The International Information Systems Security Certification Consortium ((ISC)2) administers the CISSP program worldwide. They maintain the common body of knowledge (CBK) that trainers and test developers use as the foundation for CISSP certification programs. (ISC)2 is also responsible for monitoring the professional development of certificants, requiring the ongoing accumulation of continuing education credit hours as a prerequisite to recertification.
Published January 5, 2015 in Certification Magazine
Next generation firewalls (NGFW) are all the rage in the information security community. Vendors are clamoring to gain a foothold in enterprises with new and enhanced products that promise to bring contextual awareness to network security. Network professionals considering their first NGFW deployment project should make sure they address some key questions before getting started. These include the rationale for deploying the technology, identifying the location(s) that would most benefit from an NGFW deployment and the selection of capabilities suited for a particular environment.
The current security environment in many organizations involves the use of disparate solutions that focus on one particular component of the organization’s security strategy. For example, network security services often come in the form of firewalls, intrusion detection and prevention systems, network access control and data loss prevention services. While using this approach allows the enterprise to select the most suitable product in each category, it presents the added challenge of managing and monitoring these disconnected systems.
Published December 2014 on SearchSecurity
Today’s increasingly mobile workforce demands ubiquitous, fast wireless access to meet the changing needs of the modern organization. The Wi-Fi networks that used to support this access often grew organically and were not engineered to support the widespread, high bandwidth needs of users.

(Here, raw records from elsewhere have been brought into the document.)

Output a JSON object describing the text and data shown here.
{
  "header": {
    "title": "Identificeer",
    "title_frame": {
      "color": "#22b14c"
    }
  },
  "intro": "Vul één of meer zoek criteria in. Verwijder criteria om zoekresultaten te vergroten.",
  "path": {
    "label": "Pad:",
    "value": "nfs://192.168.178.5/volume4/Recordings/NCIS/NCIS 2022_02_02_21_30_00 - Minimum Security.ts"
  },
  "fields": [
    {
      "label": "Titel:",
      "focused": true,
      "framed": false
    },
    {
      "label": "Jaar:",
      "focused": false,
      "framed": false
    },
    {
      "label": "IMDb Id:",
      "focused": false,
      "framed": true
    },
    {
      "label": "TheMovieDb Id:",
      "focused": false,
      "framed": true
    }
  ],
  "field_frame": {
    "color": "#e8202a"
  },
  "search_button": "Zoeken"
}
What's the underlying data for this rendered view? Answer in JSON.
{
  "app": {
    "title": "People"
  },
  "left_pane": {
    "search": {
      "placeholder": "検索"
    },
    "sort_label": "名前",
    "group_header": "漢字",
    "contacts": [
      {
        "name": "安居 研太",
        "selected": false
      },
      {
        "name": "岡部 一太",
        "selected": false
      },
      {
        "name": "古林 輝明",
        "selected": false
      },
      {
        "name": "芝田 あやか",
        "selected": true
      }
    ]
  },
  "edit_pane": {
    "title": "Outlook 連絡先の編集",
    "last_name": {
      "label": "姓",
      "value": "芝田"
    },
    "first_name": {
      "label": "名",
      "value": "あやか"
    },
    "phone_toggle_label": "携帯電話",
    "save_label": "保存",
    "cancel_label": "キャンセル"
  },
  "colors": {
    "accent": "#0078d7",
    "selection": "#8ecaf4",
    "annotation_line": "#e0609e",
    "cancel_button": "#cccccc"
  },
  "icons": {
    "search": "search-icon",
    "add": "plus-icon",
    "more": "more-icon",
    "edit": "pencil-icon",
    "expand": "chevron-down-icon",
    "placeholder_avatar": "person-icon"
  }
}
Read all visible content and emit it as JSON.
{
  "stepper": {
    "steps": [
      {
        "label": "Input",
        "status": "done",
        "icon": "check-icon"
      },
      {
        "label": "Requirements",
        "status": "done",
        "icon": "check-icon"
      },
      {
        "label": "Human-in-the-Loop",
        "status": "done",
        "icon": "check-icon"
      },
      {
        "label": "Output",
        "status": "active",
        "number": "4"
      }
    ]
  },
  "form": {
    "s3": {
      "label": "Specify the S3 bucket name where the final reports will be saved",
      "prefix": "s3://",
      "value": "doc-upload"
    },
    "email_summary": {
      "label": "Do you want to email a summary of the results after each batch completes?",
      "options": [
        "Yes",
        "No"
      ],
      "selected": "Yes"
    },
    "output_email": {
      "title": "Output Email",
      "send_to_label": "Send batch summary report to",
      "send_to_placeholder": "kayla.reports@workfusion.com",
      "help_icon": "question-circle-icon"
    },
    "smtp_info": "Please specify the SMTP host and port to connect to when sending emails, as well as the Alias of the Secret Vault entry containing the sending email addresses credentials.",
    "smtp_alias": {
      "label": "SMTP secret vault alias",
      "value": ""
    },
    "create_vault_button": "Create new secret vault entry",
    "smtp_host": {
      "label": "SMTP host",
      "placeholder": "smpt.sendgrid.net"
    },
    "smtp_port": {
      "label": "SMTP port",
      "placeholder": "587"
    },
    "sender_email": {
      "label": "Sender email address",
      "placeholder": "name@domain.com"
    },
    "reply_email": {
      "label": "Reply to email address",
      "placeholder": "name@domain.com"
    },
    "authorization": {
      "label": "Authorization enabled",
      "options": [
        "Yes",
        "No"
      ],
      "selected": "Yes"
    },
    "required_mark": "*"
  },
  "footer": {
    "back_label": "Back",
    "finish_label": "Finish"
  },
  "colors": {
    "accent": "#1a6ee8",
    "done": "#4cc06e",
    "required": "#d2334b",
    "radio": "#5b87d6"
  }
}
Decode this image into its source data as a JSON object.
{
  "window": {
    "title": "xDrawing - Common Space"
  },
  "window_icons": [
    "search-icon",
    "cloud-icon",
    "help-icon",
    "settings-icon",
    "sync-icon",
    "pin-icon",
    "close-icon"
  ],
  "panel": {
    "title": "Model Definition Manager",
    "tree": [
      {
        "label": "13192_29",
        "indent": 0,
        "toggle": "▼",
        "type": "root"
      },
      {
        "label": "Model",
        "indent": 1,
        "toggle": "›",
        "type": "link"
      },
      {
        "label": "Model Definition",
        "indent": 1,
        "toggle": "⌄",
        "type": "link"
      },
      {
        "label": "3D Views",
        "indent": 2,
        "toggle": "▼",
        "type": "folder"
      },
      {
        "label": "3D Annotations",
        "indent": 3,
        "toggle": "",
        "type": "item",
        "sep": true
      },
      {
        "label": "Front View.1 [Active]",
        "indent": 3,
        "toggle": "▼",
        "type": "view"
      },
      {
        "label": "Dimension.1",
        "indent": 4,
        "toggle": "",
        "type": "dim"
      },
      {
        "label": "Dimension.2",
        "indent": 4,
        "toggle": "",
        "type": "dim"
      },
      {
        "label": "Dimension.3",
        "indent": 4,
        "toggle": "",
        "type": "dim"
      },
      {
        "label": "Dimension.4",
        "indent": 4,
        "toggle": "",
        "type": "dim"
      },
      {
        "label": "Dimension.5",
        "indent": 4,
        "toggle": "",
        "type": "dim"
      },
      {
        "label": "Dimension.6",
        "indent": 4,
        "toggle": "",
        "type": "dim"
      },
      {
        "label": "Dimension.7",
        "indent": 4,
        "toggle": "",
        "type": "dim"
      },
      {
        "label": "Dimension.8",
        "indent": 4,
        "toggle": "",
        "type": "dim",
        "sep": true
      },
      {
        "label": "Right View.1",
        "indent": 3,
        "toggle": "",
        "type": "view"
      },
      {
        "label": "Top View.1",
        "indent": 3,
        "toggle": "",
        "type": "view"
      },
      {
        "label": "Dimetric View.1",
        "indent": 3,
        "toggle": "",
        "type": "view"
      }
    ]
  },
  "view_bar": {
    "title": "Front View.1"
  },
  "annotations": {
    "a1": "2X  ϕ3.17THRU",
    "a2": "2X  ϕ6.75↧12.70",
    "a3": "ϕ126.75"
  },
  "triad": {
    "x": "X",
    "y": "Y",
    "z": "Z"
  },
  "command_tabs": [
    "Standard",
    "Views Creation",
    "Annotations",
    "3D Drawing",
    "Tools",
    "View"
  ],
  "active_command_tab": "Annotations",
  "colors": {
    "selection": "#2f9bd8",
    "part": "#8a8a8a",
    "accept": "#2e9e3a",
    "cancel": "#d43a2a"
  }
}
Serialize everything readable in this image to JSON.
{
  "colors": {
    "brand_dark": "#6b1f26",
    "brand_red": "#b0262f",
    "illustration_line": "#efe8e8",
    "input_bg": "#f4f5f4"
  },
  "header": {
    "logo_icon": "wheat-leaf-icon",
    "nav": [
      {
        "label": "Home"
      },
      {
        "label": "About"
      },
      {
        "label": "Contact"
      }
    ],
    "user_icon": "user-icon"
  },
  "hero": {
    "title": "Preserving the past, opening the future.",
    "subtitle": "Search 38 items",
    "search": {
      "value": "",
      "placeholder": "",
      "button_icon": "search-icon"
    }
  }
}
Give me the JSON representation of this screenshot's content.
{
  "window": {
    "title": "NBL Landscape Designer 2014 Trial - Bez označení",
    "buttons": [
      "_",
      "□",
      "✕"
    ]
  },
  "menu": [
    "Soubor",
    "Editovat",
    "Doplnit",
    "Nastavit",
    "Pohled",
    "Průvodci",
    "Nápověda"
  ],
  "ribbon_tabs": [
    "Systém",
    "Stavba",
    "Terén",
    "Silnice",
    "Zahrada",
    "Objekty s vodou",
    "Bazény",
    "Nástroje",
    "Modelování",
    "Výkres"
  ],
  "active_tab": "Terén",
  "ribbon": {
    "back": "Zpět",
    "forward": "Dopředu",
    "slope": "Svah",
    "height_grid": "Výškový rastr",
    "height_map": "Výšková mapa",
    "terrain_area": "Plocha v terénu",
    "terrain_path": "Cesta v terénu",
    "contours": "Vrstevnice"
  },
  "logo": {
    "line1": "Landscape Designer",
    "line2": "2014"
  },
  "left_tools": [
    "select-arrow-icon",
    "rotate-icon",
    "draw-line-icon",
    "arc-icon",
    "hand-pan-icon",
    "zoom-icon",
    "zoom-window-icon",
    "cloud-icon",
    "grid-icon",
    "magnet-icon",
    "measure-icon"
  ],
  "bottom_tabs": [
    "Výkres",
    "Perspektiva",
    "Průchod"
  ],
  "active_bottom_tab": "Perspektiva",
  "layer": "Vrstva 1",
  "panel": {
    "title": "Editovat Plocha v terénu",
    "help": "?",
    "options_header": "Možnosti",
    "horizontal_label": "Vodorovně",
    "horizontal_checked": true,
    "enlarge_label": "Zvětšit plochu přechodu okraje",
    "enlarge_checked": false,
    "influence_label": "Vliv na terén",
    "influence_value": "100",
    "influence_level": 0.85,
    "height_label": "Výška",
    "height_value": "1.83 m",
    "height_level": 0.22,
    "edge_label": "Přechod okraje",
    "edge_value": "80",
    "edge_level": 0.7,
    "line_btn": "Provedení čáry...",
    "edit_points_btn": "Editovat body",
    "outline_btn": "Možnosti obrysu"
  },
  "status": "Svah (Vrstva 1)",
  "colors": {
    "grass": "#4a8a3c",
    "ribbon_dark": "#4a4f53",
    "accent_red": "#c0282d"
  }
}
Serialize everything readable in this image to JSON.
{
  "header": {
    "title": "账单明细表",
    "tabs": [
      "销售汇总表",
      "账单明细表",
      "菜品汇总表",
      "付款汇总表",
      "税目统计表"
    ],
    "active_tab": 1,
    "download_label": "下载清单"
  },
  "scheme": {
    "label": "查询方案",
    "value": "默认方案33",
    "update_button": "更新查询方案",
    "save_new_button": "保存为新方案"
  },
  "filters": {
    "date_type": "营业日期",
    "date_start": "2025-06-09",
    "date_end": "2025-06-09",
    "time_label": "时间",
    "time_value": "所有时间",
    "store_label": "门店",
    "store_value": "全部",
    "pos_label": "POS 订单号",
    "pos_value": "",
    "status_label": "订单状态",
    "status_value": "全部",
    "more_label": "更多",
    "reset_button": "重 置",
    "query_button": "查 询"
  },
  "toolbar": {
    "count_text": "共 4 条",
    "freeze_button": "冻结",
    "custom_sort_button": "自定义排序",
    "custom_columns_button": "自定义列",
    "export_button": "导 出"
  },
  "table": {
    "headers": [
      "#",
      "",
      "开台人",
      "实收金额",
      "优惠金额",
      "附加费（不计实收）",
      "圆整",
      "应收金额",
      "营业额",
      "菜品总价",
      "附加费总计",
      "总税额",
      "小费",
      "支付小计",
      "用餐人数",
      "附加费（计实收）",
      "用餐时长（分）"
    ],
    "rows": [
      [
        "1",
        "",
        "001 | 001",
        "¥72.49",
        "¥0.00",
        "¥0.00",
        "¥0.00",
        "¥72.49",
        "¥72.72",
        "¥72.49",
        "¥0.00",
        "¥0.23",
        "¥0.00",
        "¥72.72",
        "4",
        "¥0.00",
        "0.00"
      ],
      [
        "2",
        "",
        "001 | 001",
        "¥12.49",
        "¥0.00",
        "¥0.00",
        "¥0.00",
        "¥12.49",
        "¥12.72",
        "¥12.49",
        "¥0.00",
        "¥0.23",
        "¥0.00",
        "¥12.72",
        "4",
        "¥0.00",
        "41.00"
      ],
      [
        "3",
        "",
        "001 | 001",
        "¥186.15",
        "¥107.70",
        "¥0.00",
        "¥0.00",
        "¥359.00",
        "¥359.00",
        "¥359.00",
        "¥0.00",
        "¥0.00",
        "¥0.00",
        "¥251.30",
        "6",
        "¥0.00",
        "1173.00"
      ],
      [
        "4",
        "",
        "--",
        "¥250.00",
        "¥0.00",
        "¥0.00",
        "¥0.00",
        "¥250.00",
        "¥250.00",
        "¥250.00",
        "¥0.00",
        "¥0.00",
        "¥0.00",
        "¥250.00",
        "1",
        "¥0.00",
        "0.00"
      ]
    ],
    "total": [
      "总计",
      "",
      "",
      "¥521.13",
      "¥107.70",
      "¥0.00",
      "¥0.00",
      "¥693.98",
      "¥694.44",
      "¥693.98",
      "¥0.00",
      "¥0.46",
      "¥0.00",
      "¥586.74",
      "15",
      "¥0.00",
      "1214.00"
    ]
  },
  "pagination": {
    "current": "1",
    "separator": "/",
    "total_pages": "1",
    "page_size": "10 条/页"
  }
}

The advent of the 802.11ac Wi-Fi standard provides IT professionals with the opportunity to both upgrade their network capacity and redesign their wireless strategy to better support the rapid rise of mobile computing. The new standard boosts performance through a number of improvements including wider channels and better modulation techniques.
Adopting an 802.11ac strategy can increase the value that IT delivers to an organization’s mission. IT professionals should understand the technical features of 802.11ac and how organizations can prepare their networks for this new technology. They can use a number of strategies when adopting 802.11ac, as they strive to implement a best-in-class wireless network.
Read the full CDW white paper: Achieving a Best-in-Class Wireless Infrastructure
Mike is an IT leader, information security professional, author, speaker and trainer with over fifteen years of experience in the field.